> **DATA FOR THIS EXERCISE**:
────────────────────────────────────────

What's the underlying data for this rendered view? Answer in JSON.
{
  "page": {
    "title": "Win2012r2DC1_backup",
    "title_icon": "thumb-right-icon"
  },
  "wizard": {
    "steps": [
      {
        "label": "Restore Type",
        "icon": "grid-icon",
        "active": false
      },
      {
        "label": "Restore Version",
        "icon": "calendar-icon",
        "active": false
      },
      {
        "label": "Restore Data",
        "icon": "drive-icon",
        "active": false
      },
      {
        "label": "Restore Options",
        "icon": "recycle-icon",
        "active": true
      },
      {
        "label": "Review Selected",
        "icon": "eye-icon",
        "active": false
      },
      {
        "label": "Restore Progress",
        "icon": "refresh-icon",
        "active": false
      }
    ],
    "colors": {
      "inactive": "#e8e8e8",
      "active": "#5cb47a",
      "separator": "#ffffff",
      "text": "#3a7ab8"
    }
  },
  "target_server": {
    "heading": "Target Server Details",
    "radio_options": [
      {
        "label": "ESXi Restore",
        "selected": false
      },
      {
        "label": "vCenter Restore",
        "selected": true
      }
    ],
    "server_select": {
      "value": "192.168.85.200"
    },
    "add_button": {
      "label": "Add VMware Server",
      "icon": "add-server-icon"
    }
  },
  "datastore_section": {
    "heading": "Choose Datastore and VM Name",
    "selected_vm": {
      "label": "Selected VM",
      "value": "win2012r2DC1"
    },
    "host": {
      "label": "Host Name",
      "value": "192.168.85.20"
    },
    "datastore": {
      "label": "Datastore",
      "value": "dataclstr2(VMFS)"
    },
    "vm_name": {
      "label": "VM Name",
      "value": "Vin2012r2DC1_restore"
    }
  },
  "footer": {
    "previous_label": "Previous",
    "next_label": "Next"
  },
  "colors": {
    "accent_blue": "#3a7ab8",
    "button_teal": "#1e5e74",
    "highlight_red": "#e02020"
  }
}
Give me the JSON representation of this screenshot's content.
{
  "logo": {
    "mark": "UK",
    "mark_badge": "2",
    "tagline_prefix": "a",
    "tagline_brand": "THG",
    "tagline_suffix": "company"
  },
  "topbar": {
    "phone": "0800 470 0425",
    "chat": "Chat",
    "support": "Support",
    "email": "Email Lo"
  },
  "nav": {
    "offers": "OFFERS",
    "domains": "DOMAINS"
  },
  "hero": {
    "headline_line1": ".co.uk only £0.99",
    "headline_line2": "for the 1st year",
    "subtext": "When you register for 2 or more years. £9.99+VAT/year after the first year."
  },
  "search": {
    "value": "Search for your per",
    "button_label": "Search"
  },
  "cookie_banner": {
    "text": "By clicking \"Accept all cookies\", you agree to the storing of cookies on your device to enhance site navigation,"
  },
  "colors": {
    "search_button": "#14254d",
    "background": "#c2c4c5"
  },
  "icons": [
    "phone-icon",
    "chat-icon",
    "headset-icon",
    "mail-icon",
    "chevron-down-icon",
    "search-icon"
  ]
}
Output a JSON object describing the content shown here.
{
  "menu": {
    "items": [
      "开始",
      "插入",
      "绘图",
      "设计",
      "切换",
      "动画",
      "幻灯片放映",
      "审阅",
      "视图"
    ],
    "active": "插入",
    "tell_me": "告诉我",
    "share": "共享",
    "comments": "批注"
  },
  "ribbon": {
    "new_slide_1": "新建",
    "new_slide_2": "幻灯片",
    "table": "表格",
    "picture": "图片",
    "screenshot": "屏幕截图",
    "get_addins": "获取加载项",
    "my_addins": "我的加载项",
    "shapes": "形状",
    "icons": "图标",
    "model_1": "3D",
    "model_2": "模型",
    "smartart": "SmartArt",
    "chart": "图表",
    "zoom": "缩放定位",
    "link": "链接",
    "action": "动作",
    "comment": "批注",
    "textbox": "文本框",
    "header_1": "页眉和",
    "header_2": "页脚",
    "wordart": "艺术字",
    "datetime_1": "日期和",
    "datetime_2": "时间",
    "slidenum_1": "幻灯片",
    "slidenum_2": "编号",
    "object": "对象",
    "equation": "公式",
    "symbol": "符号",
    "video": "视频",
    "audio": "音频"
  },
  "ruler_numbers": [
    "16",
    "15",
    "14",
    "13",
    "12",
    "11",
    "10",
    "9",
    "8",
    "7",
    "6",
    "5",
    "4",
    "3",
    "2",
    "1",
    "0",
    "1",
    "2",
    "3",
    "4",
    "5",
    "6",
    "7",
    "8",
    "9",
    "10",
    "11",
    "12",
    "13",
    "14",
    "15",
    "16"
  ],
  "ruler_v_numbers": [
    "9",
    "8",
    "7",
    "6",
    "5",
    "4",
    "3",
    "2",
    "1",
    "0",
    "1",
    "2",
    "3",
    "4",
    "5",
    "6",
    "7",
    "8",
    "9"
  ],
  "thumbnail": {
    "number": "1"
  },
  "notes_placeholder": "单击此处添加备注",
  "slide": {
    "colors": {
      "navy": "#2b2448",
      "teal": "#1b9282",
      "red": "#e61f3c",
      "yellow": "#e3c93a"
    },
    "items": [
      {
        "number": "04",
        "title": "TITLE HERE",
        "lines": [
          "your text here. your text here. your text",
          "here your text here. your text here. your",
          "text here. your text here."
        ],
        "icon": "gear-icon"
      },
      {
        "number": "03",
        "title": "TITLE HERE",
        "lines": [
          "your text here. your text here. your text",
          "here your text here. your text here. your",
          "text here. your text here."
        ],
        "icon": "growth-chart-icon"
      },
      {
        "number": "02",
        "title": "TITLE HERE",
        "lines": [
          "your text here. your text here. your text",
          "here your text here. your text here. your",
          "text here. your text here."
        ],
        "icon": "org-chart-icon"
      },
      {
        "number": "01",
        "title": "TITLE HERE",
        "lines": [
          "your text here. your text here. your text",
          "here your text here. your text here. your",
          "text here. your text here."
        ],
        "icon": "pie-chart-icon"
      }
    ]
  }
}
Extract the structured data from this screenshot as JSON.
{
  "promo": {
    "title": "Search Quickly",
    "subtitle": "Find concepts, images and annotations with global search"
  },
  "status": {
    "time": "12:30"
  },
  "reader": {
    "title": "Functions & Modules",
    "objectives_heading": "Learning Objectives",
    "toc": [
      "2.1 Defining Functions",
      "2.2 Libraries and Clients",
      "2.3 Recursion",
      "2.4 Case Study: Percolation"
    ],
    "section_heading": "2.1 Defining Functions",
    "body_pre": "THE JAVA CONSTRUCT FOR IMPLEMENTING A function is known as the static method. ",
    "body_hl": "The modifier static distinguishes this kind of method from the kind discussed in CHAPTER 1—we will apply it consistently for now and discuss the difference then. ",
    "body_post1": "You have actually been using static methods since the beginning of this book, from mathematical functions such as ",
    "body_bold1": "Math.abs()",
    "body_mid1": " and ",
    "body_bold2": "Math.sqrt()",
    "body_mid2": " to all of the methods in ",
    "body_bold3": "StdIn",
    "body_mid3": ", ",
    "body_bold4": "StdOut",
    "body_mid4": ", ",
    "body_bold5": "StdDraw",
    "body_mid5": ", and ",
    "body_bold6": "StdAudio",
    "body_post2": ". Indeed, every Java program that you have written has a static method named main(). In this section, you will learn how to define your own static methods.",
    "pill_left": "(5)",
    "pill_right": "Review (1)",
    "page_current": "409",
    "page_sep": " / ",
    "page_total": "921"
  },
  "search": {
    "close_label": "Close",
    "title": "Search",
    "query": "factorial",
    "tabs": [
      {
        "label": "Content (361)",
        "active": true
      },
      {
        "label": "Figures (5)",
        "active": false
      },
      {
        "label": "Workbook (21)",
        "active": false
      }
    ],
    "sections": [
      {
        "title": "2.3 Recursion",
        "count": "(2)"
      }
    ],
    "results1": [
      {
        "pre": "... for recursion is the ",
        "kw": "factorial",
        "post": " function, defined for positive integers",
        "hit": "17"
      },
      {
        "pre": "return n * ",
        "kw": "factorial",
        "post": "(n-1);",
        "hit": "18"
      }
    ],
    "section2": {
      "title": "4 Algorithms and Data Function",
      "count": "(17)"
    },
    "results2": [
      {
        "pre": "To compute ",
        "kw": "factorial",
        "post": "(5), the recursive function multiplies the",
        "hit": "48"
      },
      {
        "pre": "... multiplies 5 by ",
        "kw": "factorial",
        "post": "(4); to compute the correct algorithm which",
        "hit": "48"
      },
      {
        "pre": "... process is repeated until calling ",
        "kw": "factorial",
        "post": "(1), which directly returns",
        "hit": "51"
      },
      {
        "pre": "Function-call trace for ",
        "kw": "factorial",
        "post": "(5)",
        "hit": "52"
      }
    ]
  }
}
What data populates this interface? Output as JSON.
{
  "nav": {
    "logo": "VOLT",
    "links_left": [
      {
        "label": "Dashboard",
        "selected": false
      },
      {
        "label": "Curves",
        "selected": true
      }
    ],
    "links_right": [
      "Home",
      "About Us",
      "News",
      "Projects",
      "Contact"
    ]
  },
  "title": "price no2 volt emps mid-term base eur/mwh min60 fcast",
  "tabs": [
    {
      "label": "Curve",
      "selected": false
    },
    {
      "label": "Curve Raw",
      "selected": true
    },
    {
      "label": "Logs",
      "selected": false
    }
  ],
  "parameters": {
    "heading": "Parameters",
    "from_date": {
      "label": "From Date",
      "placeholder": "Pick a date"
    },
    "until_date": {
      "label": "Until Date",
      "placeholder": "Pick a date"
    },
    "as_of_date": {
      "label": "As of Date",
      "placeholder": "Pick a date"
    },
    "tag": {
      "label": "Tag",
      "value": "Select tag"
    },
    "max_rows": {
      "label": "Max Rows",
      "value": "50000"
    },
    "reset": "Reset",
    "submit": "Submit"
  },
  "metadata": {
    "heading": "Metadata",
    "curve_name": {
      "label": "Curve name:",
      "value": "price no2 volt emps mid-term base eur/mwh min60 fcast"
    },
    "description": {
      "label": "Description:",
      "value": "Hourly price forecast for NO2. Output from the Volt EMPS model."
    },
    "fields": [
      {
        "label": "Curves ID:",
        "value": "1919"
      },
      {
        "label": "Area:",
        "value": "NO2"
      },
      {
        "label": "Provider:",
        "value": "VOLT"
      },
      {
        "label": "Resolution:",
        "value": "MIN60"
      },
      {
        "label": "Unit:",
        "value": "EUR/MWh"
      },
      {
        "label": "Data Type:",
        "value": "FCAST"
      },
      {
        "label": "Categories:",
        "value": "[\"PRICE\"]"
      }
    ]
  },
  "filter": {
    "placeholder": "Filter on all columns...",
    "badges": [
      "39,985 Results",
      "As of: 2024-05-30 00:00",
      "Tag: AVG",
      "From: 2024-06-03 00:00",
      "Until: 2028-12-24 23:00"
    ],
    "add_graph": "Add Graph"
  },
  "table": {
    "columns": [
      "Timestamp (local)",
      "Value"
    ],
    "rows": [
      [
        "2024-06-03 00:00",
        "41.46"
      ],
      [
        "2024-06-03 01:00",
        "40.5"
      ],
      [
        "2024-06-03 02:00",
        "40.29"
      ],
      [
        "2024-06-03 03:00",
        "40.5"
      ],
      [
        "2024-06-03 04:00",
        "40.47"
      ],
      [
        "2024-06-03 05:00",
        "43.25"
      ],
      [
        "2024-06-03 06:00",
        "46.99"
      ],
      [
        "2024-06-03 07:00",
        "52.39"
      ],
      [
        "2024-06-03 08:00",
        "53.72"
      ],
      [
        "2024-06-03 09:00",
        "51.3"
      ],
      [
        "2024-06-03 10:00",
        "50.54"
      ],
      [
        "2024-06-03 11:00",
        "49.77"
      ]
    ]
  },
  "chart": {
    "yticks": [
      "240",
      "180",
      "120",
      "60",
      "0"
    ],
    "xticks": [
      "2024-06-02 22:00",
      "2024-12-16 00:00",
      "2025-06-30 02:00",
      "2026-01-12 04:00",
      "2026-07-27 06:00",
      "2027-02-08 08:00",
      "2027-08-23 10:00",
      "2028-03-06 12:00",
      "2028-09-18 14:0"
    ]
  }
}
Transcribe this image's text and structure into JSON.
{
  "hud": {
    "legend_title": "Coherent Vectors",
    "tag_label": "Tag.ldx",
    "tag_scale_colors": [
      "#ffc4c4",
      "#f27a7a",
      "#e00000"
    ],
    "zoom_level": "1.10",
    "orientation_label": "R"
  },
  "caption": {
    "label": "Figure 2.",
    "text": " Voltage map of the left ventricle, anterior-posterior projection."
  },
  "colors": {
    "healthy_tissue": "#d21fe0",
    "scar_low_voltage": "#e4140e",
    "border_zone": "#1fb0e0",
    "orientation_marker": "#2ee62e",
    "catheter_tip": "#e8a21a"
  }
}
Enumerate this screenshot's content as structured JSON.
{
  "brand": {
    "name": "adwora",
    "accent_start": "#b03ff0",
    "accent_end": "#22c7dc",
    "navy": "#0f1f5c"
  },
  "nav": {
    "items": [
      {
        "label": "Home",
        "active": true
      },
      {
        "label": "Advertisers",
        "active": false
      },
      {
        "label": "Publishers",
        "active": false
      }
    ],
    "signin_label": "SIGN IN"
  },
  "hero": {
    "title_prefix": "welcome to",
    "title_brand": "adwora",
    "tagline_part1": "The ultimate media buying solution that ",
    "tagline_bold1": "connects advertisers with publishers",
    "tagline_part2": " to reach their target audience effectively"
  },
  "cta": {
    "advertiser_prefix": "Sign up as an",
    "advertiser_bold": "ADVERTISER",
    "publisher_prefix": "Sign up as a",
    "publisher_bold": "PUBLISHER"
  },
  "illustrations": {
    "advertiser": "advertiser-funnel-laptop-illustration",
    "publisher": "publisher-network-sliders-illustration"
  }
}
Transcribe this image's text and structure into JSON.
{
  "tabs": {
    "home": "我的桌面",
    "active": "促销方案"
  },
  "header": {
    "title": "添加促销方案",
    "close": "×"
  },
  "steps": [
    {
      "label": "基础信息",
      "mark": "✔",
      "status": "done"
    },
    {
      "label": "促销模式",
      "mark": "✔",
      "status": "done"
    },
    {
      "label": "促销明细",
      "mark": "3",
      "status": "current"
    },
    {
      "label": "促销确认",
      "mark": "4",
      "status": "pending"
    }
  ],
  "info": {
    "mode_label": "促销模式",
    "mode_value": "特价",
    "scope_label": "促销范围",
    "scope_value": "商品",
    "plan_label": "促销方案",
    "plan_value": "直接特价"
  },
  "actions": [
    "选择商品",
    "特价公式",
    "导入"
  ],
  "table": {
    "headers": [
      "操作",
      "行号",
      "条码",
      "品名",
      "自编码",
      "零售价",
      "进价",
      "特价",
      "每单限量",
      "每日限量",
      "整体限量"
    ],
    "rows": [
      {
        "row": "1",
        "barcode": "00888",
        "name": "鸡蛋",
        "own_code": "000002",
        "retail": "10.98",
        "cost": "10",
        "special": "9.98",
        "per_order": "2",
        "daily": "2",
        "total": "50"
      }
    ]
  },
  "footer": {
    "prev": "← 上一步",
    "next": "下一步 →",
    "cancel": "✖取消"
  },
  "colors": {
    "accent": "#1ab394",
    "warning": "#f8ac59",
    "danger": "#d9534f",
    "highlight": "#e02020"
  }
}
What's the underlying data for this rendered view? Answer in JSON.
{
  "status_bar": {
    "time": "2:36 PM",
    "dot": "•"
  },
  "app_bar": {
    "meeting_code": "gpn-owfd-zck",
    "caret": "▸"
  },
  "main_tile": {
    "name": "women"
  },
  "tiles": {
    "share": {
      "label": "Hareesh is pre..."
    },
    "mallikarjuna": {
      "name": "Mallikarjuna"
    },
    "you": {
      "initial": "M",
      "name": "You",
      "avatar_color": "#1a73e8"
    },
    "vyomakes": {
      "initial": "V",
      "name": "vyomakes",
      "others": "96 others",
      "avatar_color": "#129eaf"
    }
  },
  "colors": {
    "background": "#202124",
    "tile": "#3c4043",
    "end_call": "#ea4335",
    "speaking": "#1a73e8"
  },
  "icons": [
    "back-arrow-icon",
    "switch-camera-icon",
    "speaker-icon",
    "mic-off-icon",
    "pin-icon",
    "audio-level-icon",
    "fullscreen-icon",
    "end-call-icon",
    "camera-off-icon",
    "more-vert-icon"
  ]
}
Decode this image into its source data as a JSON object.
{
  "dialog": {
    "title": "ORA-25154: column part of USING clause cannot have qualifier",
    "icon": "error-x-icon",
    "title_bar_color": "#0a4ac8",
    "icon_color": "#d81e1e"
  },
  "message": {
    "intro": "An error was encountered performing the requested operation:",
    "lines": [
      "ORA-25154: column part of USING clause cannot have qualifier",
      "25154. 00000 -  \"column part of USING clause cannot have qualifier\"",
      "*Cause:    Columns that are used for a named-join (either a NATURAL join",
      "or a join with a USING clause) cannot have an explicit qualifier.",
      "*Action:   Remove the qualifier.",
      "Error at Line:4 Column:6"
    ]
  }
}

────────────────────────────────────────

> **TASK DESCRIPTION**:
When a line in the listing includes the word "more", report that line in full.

> **SOLUTION**:
    "subtext": "When you register for 2 or more years. £9.99+VAT/year after the first year."
    "more-vert-icon"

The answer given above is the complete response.